We are sometimes asked about the economics behind our business model. Sure, we create value just as any other business. As service providers, we are committed to maximizing your profit. But how precisely do we get there?
Let’s start with some crucial terminology: Cost of Gain and Value of Gain.
Value of Gain is defined as the difference between the sales price and the purchase price, divided by the difference between the sales weight and the purchase weight. Since the goal is to maximize the value of gain, you can either manipulate price differences or you can focus on making sure the cattle gains as much weight as possible as soon as possible.
Value of Gain = (Sale Price – Purchase Price)/(Sale Weight – Purchase Weight)
Since prices are set by the market, we at High Choice Feeders focus on improving the quality of the meat to allow you to charge a premium price. This requires high-quality inputs, which brings us to the Cost of Gain.
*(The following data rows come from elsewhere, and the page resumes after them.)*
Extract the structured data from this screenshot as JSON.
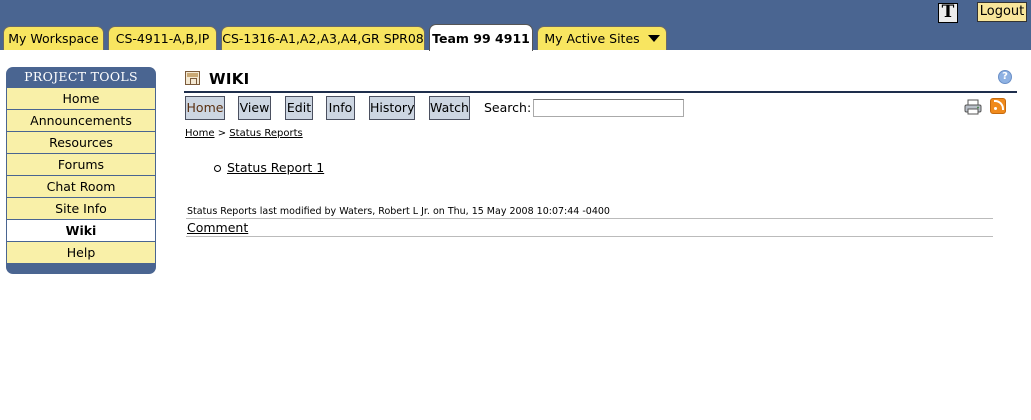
{
  "banner": {
    "text_tool_glyph": "T",
    "logout_label": "Logout",
    "bg_color": "#4a6591"
  },
  "tabs": [
    {
      "label": "My Workspace",
      "active": false
    },
    {
      "label": "CS-4911-A,B,IP",
      "active": false
    },
    {
      "label": "CS-1316-A1,A2,A3,A4,GR SPR08",
      "active": false
    },
    {
      "label": "Team 99 4911",
      "active": true
    },
    {
      "label": "My Active Sites",
      "active": false,
      "dropdown": true
    }
  ],
  "sidebar": {
    "title": "PROJECT TOOLS",
    "items": [
      {
        "label": "Home"
      },
      {
        "label": "Announcements"
      },
      {
        "label": "Resources"
      },
      {
        "label": "Forums"
      },
      {
        "label": "Chat Room"
      },
      {
        "label": "Site Info"
      },
      {
        "label": "Wiki",
        "current": true
      },
      {
        "label": "Help"
      }
    ]
  },
  "main": {
    "title": "WIKI",
    "help_glyph": "?",
    "toolbar": {
      "home": "Home",
      "view": "View",
      "edit": "Edit",
      "info": "Info",
      "history": "History",
      "watch": "Watch",
      "search_label": "Search:",
      "search_value": ""
    },
    "breadcrumb": {
      "home": "Home",
      "separator": ">",
      "current": "Status Reports"
    },
    "reports": [
      {
        "label": "Status Report 1"
      }
    ],
    "modified_text": "Status Reports last modified by Waters, Robert L Jr. on Thu, 15 May 2008 10:07:44 -0400",
    "comment_label": "Comment"
  },
  "colors": {
    "tab_yellow": "#f8e560",
    "sidebar_item": "#f9f0a8",
    "toolbar_button": "#cdd6e2",
    "rss_orange": "#f08a1c"
  }
}
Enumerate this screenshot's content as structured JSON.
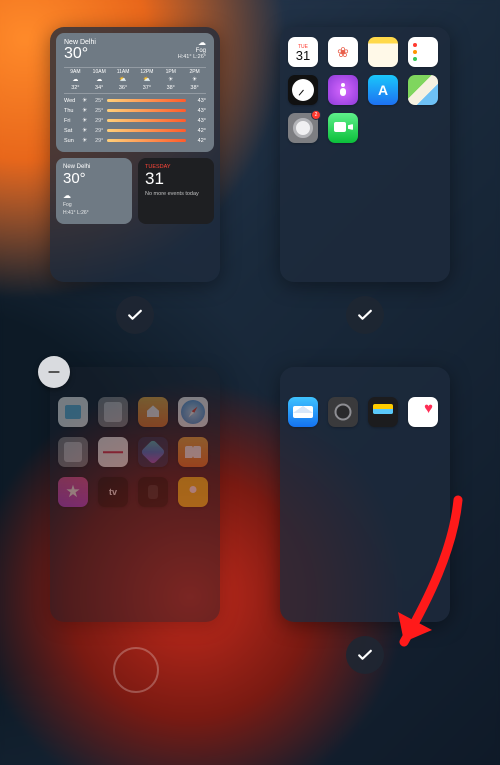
{
  "weather_large": {
    "city": "New Delhi",
    "temp": "30°",
    "cond": "Fog",
    "hilo": "H:41° L:26°",
    "hours": [
      {
        "h": "9AM",
        "i": "☁",
        "t": "32°"
      },
      {
        "h": "10AM",
        "i": "☁",
        "t": "34°"
      },
      {
        "h": "11AM",
        "i": "⛅",
        "t": "36°"
      },
      {
        "h": "12PM",
        "i": "⛅",
        "t": "37°"
      },
      {
        "h": "1PM",
        "i": "☀",
        "t": "38°"
      },
      {
        "h": "2PM",
        "i": "☀",
        "t": "38°"
      }
    ],
    "days": [
      {
        "d": "Wed",
        "lo": "25°",
        "hi": "43°"
      },
      {
        "d": "Thu",
        "lo": "25°",
        "hi": "43°"
      },
      {
        "d": "Fri",
        "lo": "29°",
        "hi": "43°"
      },
      {
        "d": "Sat",
        "lo": "29°",
        "hi": "42°"
      },
      {
        "d": "Sun",
        "lo": "29°",
        "hi": "42°"
      }
    ]
  },
  "weather_small": {
    "city": "New Delhi",
    "temp": "30°",
    "cond": "Fog",
    "hilo": "H:41° L:26°"
  },
  "calendar_small": {
    "weekday": "Tuesday",
    "day": "31",
    "note": "No more events today"
  },
  "calendar_icon": {
    "month": "TUE",
    "day": "31"
  },
  "settings_badge": "2",
  "pages": {
    "p1_selected": true,
    "p2_selected": true,
    "p3_selected": false,
    "p4_selected": true
  }
}
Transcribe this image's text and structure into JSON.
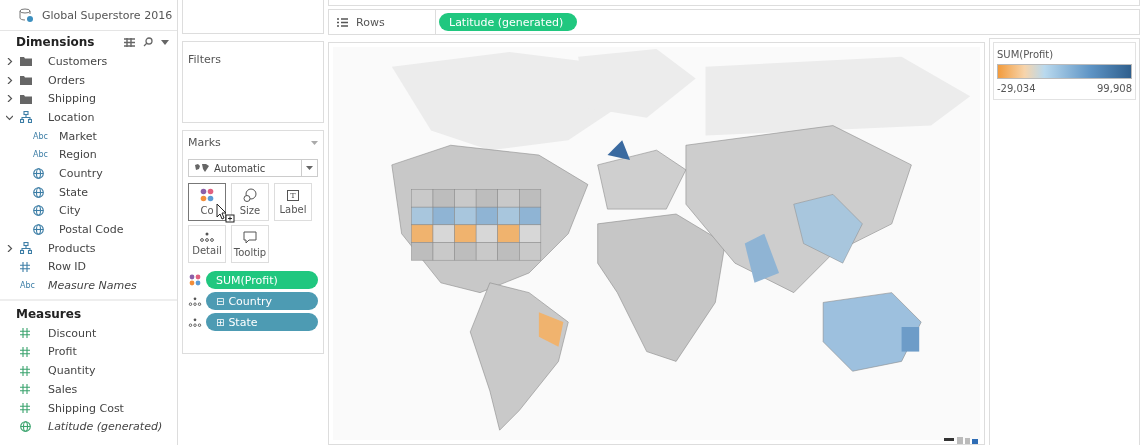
{
  "data_source": {
    "name": "Global Superstore 2016"
  },
  "dimensions": {
    "title": "Dimensions",
    "items": [
      {
        "kind": "folder",
        "label": "Customers",
        "expanded": false
      },
      {
        "kind": "folder",
        "label": "Orders",
        "expanded": false
      },
      {
        "kind": "folder",
        "label": "Shipping",
        "expanded": false
      },
      {
        "kind": "hierarchy",
        "label": "Location",
        "expanded": true,
        "children": [
          {
            "kind": "text",
            "type_label": "Abc",
            "label": "Market"
          },
          {
            "kind": "text",
            "type_label": "Abc",
            "label": "Region"
          },
          {
            "kind": "geo",
            "label": "Country"
          },
          {
            "kind": "geo",
            "label": "State"
          },
          {
            "kind": "geo",
            "label": "City"
          },
          {
            "kind": "geo",
            "label": "Postal Code"
          }
        ]
      },
      {
        "kind": "hierarchy",
        "label": "Products",
        "expanded": false
      },
      {
        "kind": "number",
        "label": "Row ID"
      },
      {
        "kind": "text",
        "type_label": "Abc",
        "label": "Measure Names",
        "italic": true
      }
    ]
  },
  "measures": {
    "title": "Measures",
    "items": [
      {
        "kind": "number",
        "label": "Discount"
      },
      {
        "kind": "number",
        "label": "Profit"
      },
      {
        "kind": "number",
        "label": "Quantity"
      },
      {
        "kind": "number",
        "label": "Sales"
      },
      {
        "kind": "number",
        "label": "Shipping Cost"
      },
      {
        "kind": "geo",
        "label": "Latitude (generated)",
        "italic": true
      }
    ]
  },
  "filters": {
    "title": "Filters"
  },
  "marks": {
    "title": "Marks",
    "mark_type": "Automatic",
    "cards": [
      {
        "kind": "color",
        "label": "Co"
      },
      {
        "kind": "size",
        "label": "Size"
      },
      {
        "kind": "label",
        "label": "Label",
        "icon_text": "T"
      },
      {
        "kind": "detail",
        "label": "Detail"
      },
      {
        "kind": "tooltip",
        "label": "Tooltip"
      }
    ],
    "pills": [
      {
        "kind": "color",
        "label": "SUM(Profit)"
      },
      {
        "kind": "detail",
        "toggle": "⊟",
        "label": "Country"
      },
      {
        "kind": "detail",
        "toggle": "⊞",
        "label": "State"
      }
    ]
  },
  "rows_shelf": {
    "label": "Rows",
    "pills": [
      {
        "kind": "measure",
        "label": "Latitude (generated)"
      }
    ]
  },
  "legend": {
    "title": "SUM(Profit)",
    "min": "-29,034",
    "max": "99,908"
  }
}
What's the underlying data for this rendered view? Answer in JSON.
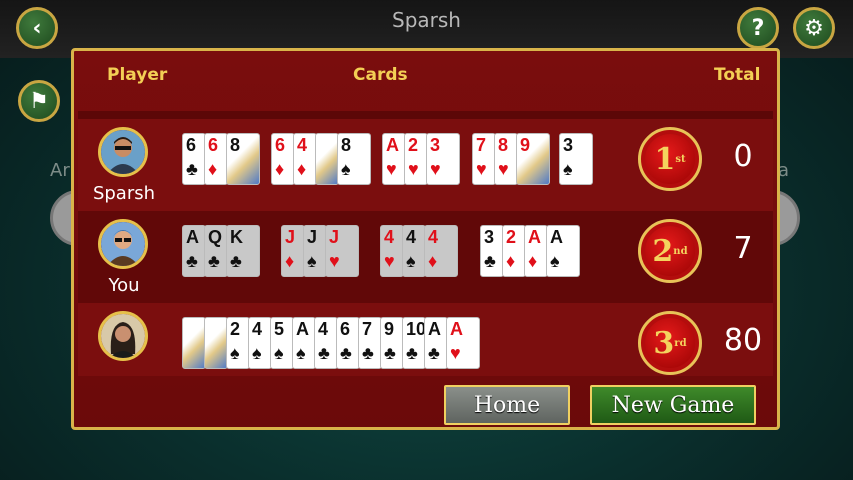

Cost of Gain is defined as the marginal cost of putting weight on an animal. You want to guarantee every dollar spent on quality inputs results in at least the same amount of gained value. Costs include elements like feed, nutrition, health regimen and yard management. To maximize your profits, we make sure the spread between the Value of Gain and the Cost of Gain is as large as possible.
To answer the initial question: our economic objective is to keep costs down without compromising on quality, and to keep good care of your cattle by investing in sustainable and highly efficient processes. Read more about our specific approach in this blog.
There is certainly much more to it, so please contact us with any questions and explore informative market sources like Beef Market Central, Iowa State University and the University of Illinois for more insights.